## REQUIRED ACTION
From the entries below, copy every line where the string "text" appears.
***** DATA FOR ANALYSIS *****
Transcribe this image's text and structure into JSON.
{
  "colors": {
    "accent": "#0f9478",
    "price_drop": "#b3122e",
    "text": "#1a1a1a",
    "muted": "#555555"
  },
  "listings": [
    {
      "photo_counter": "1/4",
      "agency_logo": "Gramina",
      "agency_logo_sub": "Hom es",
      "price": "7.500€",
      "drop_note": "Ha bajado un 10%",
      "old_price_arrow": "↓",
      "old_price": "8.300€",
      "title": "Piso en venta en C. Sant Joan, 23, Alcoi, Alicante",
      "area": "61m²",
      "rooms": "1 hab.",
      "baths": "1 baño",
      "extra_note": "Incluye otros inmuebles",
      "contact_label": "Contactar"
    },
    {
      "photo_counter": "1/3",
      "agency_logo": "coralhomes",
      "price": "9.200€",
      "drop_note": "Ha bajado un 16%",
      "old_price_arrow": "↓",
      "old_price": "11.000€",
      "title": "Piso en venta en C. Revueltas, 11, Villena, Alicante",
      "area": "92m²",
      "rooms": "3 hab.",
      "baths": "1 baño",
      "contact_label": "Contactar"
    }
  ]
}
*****
## COMPLETED TASK
Transcribe this image's text and structure into JSON.
    "text": "#1a1a1a",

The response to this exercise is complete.